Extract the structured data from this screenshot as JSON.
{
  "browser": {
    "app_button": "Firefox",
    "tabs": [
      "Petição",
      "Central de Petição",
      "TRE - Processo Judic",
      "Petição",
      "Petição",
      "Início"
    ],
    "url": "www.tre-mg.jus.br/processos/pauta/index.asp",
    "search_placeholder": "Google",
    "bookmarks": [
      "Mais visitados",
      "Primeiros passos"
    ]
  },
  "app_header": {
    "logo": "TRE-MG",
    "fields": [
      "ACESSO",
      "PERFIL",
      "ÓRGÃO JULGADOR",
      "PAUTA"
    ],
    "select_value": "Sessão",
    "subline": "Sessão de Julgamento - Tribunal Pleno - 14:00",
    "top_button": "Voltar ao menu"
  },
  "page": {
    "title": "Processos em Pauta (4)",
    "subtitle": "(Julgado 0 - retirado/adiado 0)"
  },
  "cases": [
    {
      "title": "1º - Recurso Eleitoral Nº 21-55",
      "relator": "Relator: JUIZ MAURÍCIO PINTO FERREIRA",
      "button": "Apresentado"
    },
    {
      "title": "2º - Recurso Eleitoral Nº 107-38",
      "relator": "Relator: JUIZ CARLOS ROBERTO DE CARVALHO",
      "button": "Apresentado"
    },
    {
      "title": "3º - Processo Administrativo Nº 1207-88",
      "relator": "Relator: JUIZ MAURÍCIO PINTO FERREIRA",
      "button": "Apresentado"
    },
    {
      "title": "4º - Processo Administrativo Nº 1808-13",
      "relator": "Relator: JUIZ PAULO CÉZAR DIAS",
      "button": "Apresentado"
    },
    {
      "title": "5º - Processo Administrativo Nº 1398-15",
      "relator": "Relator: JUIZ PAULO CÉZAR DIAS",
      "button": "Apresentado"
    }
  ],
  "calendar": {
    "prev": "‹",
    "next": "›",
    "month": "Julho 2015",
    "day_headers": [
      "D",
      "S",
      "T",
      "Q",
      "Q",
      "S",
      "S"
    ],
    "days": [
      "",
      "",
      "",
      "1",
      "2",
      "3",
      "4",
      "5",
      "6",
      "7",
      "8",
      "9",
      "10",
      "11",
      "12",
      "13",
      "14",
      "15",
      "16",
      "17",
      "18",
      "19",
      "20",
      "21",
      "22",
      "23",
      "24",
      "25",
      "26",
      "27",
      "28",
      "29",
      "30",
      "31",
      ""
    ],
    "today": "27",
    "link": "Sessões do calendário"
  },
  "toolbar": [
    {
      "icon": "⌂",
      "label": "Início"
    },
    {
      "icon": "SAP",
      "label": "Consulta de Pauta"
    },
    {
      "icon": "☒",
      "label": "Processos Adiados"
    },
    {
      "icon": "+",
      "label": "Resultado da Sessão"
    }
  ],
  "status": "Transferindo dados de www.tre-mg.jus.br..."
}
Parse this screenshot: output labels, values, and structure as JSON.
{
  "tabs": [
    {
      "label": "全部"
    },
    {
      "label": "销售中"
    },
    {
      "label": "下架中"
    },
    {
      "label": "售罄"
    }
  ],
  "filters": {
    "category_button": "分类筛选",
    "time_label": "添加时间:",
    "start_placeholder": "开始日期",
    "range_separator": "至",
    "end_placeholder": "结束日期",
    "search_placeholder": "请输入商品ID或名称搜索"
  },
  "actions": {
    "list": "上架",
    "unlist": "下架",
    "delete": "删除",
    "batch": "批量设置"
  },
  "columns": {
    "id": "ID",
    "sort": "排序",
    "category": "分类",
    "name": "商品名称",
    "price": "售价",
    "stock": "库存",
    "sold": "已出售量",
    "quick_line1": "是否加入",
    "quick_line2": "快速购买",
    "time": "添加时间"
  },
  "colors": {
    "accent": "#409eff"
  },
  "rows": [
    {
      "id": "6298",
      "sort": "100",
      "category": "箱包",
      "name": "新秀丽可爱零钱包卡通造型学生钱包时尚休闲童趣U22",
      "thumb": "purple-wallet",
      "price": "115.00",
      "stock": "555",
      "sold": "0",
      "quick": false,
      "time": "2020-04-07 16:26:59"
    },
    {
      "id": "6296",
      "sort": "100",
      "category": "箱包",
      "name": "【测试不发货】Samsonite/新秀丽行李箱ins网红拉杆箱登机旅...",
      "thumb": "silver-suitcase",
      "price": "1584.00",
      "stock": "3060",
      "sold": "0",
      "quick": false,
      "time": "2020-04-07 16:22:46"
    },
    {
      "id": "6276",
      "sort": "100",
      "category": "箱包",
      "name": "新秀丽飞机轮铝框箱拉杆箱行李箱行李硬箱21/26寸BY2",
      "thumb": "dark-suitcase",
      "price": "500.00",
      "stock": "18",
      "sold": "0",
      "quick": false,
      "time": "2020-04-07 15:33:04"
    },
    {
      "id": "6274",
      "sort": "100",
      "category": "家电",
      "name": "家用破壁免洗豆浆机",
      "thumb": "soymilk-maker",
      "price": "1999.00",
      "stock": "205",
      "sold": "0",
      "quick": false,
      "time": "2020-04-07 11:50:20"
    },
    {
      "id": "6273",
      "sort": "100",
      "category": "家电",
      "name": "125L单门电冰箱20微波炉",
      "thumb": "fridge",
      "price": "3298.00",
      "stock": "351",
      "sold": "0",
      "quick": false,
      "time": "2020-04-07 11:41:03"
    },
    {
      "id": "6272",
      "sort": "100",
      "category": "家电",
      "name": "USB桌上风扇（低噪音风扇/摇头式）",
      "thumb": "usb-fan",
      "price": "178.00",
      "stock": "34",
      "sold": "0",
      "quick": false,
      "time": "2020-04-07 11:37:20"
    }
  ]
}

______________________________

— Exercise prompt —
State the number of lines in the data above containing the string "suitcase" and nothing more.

— Final answer —
2